This month, the Supreme Court will decide the Prop 8 case, known as Hollingsworth v. Perry, and the DOMA case, known as US v. Windsor. An analysis of what these cases are and what they mean for the gay community and the prospects for a gay success can be found on Towleroad, in the writings of Ari Ezra Waldman.
These cases, the Prop 8 case and the DOMA case, are important because the Defense of Marriage Act, which denies federal recognition of marriage equality anywhere may be overturned, and many commentators believe that the Prop 8 case is going to result in legal marriage equality at least in California. People who get married in Massachusetts, and all the other states which currently offer marriage equality, will get all the federal benefits currently withheld from them, and the largest state in the union will join the twelve currently offering marriage equality. The sheer number of persons able to be married to members of their own sex will hugely increase. So this is huge. Because it is huge, the possibilities for disaster are also very great. A defeat on the Prop 8 case would be crushing, and a defeat on the DOMA case would set us back by a generation.
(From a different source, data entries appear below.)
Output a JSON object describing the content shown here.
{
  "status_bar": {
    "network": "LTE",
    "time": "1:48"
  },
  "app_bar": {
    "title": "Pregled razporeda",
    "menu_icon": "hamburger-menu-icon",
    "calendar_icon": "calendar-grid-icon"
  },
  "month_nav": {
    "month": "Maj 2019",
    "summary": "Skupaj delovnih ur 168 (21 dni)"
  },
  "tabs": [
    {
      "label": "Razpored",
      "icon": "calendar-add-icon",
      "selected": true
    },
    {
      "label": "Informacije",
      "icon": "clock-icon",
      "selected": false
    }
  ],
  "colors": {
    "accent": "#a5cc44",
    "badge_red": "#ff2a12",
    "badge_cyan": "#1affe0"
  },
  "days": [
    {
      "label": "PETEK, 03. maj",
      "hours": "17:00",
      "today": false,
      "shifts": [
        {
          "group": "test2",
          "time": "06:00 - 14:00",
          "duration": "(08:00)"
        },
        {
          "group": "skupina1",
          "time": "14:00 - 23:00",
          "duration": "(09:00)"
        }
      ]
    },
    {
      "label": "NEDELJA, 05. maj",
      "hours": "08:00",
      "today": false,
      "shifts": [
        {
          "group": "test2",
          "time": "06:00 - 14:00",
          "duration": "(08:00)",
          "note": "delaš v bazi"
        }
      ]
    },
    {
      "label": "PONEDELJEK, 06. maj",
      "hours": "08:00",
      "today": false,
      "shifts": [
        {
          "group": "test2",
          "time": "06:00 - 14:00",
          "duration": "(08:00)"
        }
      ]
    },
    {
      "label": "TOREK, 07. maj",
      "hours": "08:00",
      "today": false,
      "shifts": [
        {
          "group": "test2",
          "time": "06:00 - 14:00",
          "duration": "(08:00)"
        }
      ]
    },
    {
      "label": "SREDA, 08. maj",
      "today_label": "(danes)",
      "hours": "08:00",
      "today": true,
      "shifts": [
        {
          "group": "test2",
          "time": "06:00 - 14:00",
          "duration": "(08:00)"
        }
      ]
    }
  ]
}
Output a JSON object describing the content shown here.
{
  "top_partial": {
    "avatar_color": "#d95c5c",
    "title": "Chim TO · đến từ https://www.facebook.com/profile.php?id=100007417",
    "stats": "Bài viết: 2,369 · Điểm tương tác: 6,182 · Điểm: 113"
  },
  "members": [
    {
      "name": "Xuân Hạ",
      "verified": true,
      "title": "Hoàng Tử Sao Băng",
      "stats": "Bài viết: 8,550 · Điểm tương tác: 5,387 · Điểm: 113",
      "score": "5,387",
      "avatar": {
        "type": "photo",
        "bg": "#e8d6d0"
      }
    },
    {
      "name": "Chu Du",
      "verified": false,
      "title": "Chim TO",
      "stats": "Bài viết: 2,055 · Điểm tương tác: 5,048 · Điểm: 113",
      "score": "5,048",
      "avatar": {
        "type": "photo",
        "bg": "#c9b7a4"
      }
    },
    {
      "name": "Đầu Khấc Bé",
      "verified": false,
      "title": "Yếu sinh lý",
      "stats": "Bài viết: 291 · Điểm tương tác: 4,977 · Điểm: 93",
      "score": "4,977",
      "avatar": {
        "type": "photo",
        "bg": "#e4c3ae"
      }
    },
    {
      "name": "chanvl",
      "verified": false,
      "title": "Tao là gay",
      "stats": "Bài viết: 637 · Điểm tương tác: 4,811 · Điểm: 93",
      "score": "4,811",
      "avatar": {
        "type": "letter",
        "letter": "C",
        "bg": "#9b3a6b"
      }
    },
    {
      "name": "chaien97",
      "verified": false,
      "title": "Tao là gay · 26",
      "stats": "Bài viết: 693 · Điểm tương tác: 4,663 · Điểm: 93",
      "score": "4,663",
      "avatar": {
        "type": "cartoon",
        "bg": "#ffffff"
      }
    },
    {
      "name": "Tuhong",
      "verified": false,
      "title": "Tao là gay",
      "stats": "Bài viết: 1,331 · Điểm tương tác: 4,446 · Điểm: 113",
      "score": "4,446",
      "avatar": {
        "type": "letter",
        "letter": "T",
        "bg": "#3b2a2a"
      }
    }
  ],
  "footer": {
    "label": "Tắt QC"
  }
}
But there is another way of looking at all this. Almost anything the Supreme Court does this month is going to be a setback for everybody. I wrote about this in a post called It ain’t necessarily so, in February 29, 2012, and that post is worth reading again. What’s happening—whatever the Supreme Court does—is that our constitutional jurisprudence is beginning to harden around the belief that a citizen has a “sexuality,” that there are three sexualities to choose from (gay, straight, and bi, and you can already begin to see the problem developing here), that a person has a sexuality all his or her life (the same one), and that to get your rights, you have to come out, which means you have to place yourself somewhere in this scheme and stay there. I wrote then, “Our culture is developing an understanding of sexuality—and writing it into the law through these court cases—that is rigid, narrow, confining, and immutable, while our sex is fluid, expansive, mutable, and constantly surprising.”
In that blog post, I talked about people who think of themselves as “straight,” but who propose to have sex with men, or who think of themselves as “gay” but aren’t gay all the time. People who don’t recognize any clear bright line between the two. I know a guy who loves his wife and has never been non-monogamous, but who thinks of naked men every time he has sex with her. Things just aren’t divided up into three sexualities. They are very fluid, and they are very mutable, and very expansive.
I concluded with this paragraph: “The consequence of what’s happening is that people who follow their hearts, or their genes or their lusts, are still not going to find themselves reflected in the structures laid down by the culture and are going to be told, “You do it wrong,” “You are wrong to feel that way.” In these court cases, we are developing an intellectual framework for our sexuality that is going to be as guilt-inducing as the one we’ve had for the last forty years, and it’s clear that it’s the culture, which likes binary thinking because it’s simpler, that has gotten it wrong again.”